- by Dr Savita Kalgaonkar
- 1 Shares
- Jan 23 2018
STRESS AND LIFESTYLE DISEASES – YOUR STRESS COULD BE KILLING YOU
We are living in a world where we are surrounded with dangerous levels of stress. However, instead of preventing stress, we keep feeding it by developing bad habits such as drinking, smoking and having an unhealthy diet.
WHAT IS STRESS?
In the medical or biological context, stress is a physical, mental or emotional event that causes physical or mental tension, or both. Stressors can be external (environment, psychological or social) or internal (illness or disease).
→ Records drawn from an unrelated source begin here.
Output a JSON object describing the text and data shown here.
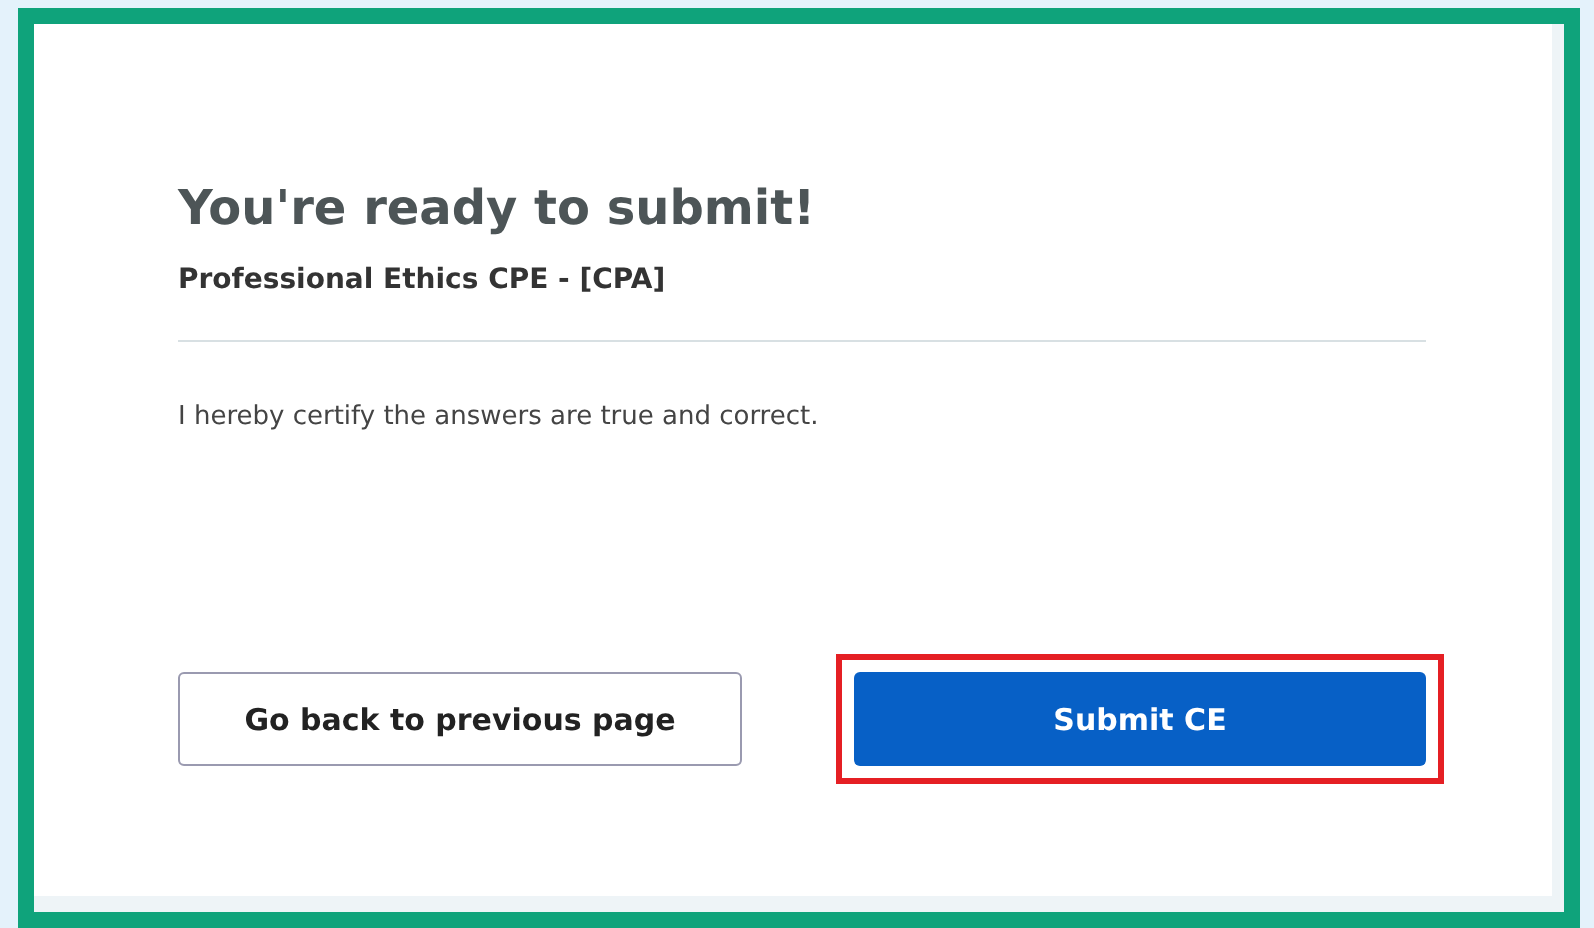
{
  "title": "You're ready to submit!",
  "course": "Professional Ethics CPE - [CPA]",
  "certification": "I hereby certify the answers are true and correct.",
  "buttons": [
    {
      "label": "Go back to previous page",
      "kind": "secondary",
      "highlighted": false
    },
    {
      "label": "Submit CE",
      "kind": "primary",
      "highlighted": true
    }
  ]
}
HOW DOES STRESS AFFECT US?
Stress doesn’t only make you feel bad but poses some major health risks. Our body reacts to stress by pumping adrenaline and cortisol into the bloodstream to prepare the mind and body for immediate action. However, chronic stress exposes the body to a constant flow of cortisol that causes a drastic increase in inflammation, thus posing serious health risks. These health conditions are classified as “lifestyle diseases” – diseases linked with and a result of the manner in which people live their lives.
STRESS & LIFESTYLE DISEASES
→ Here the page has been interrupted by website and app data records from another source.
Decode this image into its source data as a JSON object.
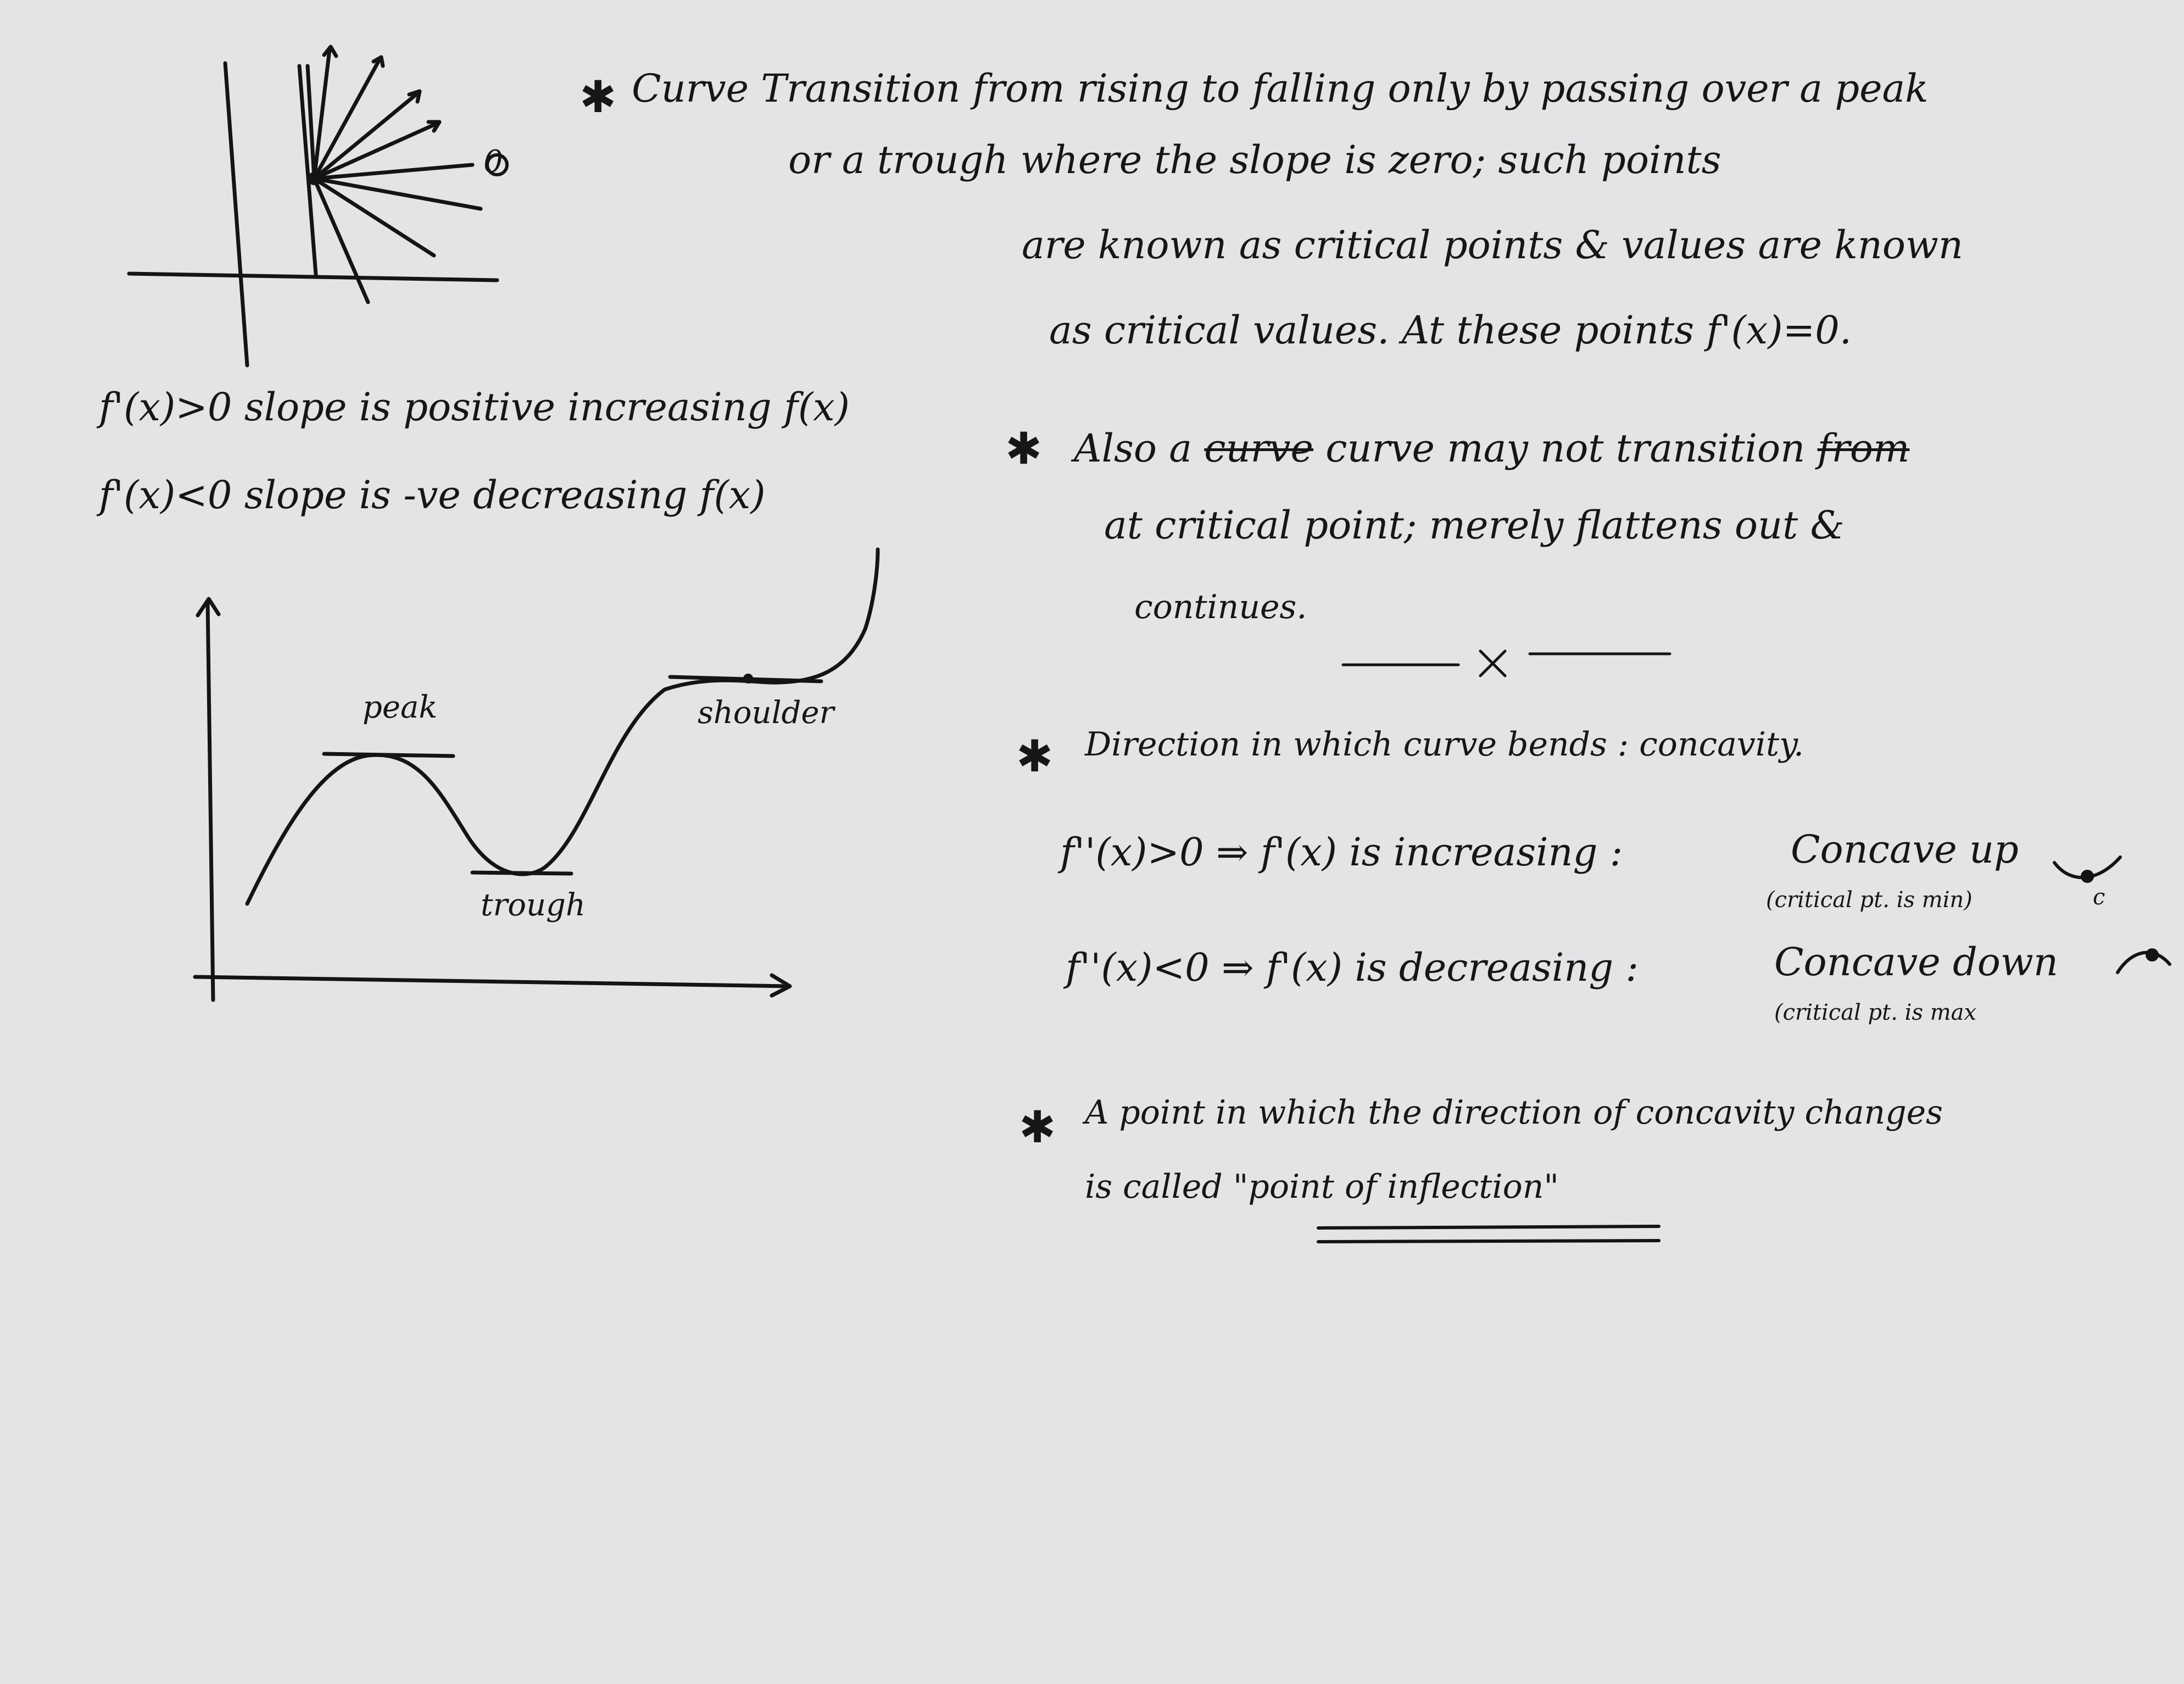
{
  "top_sketch": {
    "label_zero": "0"
  },
  "slope_rules": {
    "positive": "f'(x)>0 slope is positive increasing f(x)",
    "negative": "f'(x)<0 slope is -ve decreasing f(x)"
  },
  "curve_labels": {
    "peak": "peak",
    "trough": "trough",
    "shoulder": "shoulder"
  },
  "notes": {
    "critical": {
      "bullet": "✱",
      "line1": "Curve Transition from rising to falling only by passing over a peak",
      "line2": "or a trough where the slope is zero; such points",
      "line3": "are known as critical points & values are known",
      "line4": "as critical values. At these points f'(x)=0."
    },
    "flatten": {
      "bullet": "✱",
      "line1_pre": "Also a",
      "line1_struck": "curve",
      "line1_mid": "curve may not transition",
      "line1_struck2": "from",
      "line2": "at critical point; merely flattens out &",
      "line3": "continues."
    },
    "separator": "———— × ————",
    "concavity": {
      "bullet": "✱",
      "line1": "Direction in which curve bends : concavity.",
      "up_rule": "f''(x)>0 ⇒ f'(x) is increasing :",
      "up_result": "Concave up",
      "up_note": "(critical pt. is min)",
      "down_rule": "f''(x)<0 ⇒ f'(x) is decreasing :",
      "down_result": "Concave down",
      "down_note": "(critical pt. is max",
      "marker_c": "c"
    },
    "inflection": {
      "bullet": "✱",
      "line1": "A point in which the direction of concavity changes",
      "line2_pre": "is called",
      "line2_term": "\"point of inflection\""
    }
  }
}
Let’s look at some lifestyle diseases that are by-products of chronic stress.
- HEART DISEASES
If you are always stressed, you are at a higher risk of high blood pressure, cholesterol and heart problems. Stress may not directly cause these conditions but smoking and drinking to cope with the stress can lead to heart problems. People with acute heart problems should avoid stressors.
- WEIGHT GAIN
Stress hormones make you crave for foods that are rich in sugar, starch and fat. Stress can increase your calorie consumption and lead to poor food choices, making you put on extra weight. Accompanied with other unhealthy factors, this weight gain can lead to obesity in the future.
Stress can worsen diabetes in two different ways. First, it increases the likelihood of bad habits, such as unhealthy diet, smoking and drinking. Secondly, it may raise the glucose levels, especially for people with type 2 diabetes.
Stress causes tension, which is a common trigger for headaches and migraines.
- DEPRESSION & ANXIETY
It is no news that long term stress can lead to depression and anxiety. Stress is accompanied by several brain neurotransmitter systems, such as serotonin, dopamine and norepinephrine that negatively affect our mood, appetite, sleep and libido. Stress could not only be a cause of depression but also a by-product.
- SLEEP DISORDERS
Stress decreases the amount of deep sleep and you may find yourself waking up in the middle of the night too often as your brain in constantly reminding you of the stressful event. If this happens over a long period of time, you may develop insomnia and other forms of sleep disorders.
- GASTROINTESTINAL PROBLEMS
Stress does not cause ulcers but can be a critical factor in worsening various diseases such as irritable bowel syndrome, indigestion, heartburn, ulcerative colitis and crohn's disease as a result of chronic inflammation.
- SKIN & HAIR PROBLEMS
You may have heard people saying “tension shows on the face”. It’s not just a saying as stress releases cortisol that causes severe hormonal imbalances, which has a negative impact on the skin and hair follicles. Stress can also lead to premature aging.
Now that we have chalked out the different unhealthy ways in which stress can affect our body, mind and overall health, it is important to deal with stress in a positive manner.
We cannot completely eradicate stress as we actually need some of it in our lives but what we can do is – dealing with it in a healthy manner, prevent chronic stress and recurrent episodes.